#### Source data
-*-
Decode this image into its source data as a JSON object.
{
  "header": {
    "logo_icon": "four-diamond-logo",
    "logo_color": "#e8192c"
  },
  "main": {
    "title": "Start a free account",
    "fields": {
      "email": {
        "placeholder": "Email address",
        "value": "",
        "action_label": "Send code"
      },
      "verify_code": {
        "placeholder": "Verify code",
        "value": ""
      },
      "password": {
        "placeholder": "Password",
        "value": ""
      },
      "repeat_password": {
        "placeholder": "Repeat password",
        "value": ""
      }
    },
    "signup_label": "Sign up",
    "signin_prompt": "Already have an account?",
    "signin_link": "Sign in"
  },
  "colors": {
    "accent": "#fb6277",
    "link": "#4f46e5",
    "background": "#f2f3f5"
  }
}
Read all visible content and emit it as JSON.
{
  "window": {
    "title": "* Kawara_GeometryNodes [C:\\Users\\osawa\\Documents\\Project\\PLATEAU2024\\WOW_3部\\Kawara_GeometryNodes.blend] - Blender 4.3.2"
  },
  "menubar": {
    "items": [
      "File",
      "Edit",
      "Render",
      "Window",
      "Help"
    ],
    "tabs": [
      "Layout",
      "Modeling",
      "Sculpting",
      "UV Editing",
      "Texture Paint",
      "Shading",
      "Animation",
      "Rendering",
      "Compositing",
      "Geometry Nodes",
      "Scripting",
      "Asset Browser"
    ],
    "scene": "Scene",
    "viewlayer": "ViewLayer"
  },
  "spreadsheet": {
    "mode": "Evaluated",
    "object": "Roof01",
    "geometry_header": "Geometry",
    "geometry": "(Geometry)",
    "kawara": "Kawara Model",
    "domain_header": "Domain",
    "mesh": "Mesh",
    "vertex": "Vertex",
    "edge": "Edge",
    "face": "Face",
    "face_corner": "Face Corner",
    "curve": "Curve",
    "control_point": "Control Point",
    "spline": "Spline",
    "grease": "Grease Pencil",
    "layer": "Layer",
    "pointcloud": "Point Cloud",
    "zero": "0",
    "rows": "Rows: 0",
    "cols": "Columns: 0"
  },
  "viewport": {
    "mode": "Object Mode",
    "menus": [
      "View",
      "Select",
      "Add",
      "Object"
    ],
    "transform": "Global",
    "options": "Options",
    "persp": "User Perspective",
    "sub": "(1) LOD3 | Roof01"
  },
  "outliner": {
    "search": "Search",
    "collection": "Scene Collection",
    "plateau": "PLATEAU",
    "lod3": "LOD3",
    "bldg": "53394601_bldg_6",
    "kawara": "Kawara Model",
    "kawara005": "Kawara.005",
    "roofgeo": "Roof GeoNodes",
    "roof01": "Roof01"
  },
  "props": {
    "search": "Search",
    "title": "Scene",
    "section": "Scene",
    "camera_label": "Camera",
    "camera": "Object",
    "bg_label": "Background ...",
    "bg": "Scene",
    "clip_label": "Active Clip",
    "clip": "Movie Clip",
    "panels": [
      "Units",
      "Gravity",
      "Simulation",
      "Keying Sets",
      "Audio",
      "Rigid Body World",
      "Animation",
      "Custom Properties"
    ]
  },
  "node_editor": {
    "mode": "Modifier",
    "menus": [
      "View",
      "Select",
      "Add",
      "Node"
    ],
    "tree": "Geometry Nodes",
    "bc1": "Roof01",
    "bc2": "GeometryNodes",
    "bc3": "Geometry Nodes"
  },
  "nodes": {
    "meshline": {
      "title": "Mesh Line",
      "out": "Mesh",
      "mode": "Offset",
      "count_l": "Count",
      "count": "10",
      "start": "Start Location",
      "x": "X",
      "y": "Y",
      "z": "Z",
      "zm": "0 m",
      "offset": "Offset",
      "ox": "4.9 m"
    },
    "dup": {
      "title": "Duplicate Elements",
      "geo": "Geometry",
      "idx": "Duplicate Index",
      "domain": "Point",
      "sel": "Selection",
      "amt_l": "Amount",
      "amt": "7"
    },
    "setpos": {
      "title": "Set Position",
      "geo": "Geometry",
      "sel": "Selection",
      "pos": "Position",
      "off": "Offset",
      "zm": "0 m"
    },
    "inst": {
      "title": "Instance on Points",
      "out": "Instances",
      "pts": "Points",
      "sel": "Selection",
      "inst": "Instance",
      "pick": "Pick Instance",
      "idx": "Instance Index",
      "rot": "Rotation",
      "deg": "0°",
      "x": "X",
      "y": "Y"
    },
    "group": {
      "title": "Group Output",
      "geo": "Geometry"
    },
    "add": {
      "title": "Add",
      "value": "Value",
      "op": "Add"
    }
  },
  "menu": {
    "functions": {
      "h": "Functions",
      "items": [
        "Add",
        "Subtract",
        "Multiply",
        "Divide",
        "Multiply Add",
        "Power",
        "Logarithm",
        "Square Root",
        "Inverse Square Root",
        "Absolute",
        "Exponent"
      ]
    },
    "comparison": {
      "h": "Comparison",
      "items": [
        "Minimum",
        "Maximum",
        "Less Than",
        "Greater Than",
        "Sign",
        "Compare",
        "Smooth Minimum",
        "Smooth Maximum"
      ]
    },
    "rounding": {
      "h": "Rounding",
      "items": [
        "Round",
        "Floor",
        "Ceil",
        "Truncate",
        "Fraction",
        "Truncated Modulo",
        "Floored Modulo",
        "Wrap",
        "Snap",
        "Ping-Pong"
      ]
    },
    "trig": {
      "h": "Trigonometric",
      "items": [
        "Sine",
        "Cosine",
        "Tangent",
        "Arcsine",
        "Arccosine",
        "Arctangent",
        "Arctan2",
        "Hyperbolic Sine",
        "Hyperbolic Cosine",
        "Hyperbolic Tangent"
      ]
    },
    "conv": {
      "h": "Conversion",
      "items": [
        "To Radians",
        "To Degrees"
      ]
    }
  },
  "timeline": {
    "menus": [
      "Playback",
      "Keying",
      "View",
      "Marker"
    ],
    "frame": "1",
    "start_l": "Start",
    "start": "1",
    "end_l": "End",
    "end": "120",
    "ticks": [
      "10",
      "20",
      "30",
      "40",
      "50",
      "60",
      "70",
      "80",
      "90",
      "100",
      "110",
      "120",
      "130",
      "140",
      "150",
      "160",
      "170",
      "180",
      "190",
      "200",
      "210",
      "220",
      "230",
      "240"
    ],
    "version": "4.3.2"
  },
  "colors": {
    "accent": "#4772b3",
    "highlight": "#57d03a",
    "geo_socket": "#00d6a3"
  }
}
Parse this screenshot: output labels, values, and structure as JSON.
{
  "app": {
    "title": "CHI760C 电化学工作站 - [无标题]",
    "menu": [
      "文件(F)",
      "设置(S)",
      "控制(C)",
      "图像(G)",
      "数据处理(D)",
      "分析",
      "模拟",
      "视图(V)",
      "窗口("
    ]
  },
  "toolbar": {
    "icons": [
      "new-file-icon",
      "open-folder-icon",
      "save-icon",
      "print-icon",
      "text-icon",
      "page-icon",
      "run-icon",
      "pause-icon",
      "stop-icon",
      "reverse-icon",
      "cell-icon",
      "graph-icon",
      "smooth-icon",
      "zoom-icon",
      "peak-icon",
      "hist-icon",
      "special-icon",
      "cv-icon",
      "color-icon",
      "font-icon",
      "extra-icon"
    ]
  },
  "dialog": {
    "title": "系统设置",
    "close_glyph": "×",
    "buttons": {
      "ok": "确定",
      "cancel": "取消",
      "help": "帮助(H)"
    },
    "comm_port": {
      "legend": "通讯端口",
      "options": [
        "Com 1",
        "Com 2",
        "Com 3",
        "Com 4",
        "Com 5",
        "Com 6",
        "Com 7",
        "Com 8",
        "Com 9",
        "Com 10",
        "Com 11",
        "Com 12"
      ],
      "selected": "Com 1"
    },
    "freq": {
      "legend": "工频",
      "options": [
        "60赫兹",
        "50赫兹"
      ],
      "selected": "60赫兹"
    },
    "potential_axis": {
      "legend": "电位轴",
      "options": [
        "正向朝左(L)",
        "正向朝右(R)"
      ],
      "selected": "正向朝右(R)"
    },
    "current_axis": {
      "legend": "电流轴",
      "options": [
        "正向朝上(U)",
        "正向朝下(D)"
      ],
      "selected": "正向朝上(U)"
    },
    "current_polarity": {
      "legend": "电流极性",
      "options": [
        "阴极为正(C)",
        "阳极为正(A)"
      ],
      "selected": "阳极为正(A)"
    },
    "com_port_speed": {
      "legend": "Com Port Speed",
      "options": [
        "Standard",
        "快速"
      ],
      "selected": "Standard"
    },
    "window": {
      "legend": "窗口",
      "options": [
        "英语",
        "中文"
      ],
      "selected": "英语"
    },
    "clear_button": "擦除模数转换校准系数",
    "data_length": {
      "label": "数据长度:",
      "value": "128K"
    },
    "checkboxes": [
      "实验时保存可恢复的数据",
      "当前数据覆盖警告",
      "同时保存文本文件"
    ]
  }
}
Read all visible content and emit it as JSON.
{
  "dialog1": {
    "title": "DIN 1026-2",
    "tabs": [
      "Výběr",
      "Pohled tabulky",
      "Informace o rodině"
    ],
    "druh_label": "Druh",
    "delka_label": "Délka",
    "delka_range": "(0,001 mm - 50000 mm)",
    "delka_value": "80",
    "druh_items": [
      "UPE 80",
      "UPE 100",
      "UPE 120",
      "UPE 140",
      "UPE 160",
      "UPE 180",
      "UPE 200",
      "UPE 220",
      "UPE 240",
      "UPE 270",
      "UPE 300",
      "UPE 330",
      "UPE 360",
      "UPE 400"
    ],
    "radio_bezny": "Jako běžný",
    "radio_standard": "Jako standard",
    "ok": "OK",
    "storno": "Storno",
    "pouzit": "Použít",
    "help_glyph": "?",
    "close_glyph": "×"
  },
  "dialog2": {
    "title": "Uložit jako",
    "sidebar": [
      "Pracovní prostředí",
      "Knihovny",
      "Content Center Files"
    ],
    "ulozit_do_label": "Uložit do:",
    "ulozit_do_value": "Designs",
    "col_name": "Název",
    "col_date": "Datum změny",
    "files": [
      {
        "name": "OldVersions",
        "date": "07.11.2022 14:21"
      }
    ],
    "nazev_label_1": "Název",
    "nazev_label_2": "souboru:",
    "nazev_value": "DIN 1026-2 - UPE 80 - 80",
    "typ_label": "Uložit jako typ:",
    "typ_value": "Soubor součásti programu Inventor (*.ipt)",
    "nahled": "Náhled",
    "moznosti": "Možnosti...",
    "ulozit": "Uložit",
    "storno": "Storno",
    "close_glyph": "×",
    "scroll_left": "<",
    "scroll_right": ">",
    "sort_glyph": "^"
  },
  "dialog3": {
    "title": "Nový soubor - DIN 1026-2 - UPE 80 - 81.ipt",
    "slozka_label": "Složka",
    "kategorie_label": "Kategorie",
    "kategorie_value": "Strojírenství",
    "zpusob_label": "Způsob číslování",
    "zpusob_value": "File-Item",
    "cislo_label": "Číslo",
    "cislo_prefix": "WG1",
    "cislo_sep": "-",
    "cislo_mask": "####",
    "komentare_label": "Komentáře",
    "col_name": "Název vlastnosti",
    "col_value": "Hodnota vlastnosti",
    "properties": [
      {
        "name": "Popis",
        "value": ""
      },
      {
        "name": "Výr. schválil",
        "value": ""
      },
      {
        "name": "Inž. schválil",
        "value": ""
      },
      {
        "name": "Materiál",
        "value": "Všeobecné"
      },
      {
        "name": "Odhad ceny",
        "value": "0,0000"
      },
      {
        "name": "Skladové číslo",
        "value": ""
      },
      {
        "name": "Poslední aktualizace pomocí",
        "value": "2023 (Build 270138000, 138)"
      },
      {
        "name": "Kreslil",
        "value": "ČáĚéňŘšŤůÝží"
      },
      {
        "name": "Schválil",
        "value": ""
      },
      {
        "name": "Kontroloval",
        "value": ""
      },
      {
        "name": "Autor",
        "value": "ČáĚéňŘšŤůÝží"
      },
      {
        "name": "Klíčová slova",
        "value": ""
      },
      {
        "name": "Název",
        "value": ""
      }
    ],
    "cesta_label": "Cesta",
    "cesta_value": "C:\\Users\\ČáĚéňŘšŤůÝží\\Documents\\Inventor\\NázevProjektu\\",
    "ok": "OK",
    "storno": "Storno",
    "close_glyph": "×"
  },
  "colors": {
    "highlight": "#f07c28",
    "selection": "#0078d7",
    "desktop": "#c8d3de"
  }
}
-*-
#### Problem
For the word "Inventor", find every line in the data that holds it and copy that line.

#### Answer space
    "typ_value": "Soubor součásti programu Inventor (*.ipt)",
    "cesta_value": "C:\\Users\\ČáĚéňŘšŤůÝží\\Documents\\Inventor\\NázevProjektu\\",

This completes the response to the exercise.